9 July 2010

Brussels, July 9 – The European Ombudsman has this week (July 7) found the Commission guilty of maladministration for failing to disclose correspondence with carmaker Porsche about CO2 emissions cars following a complaint filed by Friends of the Earth Europe. [1]

Commenting on the ombudsman's ruling, Paul de Clerck of Friends of the Earth Europe said: "Despite being reprimanded in an unprecedented way by the ombudsman, the European Commission has stubbornly refused to fully disclose the requested documents. It is still unclear why the Commission will not come clean about its correspondence with Porsche given that reducing CO2 emissions from transport is an issue of public interest. The European Commission's attitude breaches the principle of sincere cooperation and raises serious questions about whether it is working in the interests of European citizens."

The case began when Commission officials refused to grant Friends of the Earth Europe access to three letters relating to car CO2 emissions which the German car company, Porsche AG, had sent to former Commission Vice-President, Günter Verheugen in 2006 and 2007.

In March this year the Ombudsman took the unprecedented step of involving the European Parliament in the case. This prompted the Commission to finally release the letters but only partial information was disclosed.

The ombudsman has now closed the case stating that the Commission's failure to disclose the entirety of the letters is a clear instance of maladministration.

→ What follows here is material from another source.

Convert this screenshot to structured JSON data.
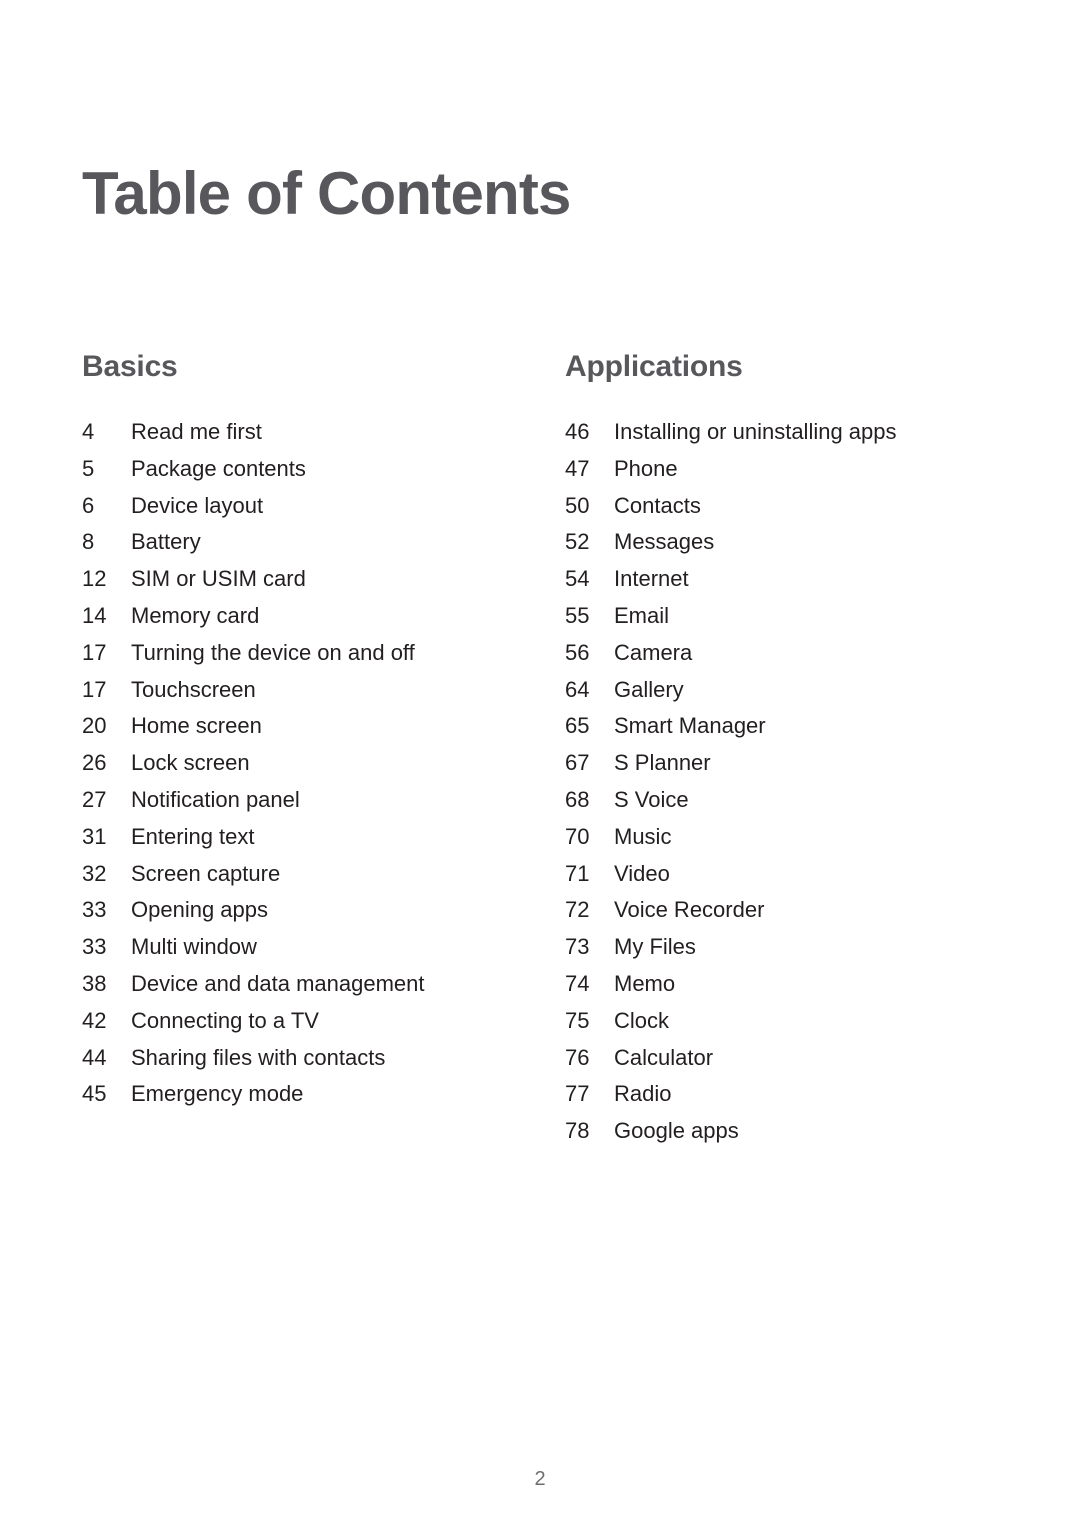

[1] Decision of the European Ombudsman in his enquiry into complaint 676/2008/RT against the European Commission. A copy of the decision is available for download above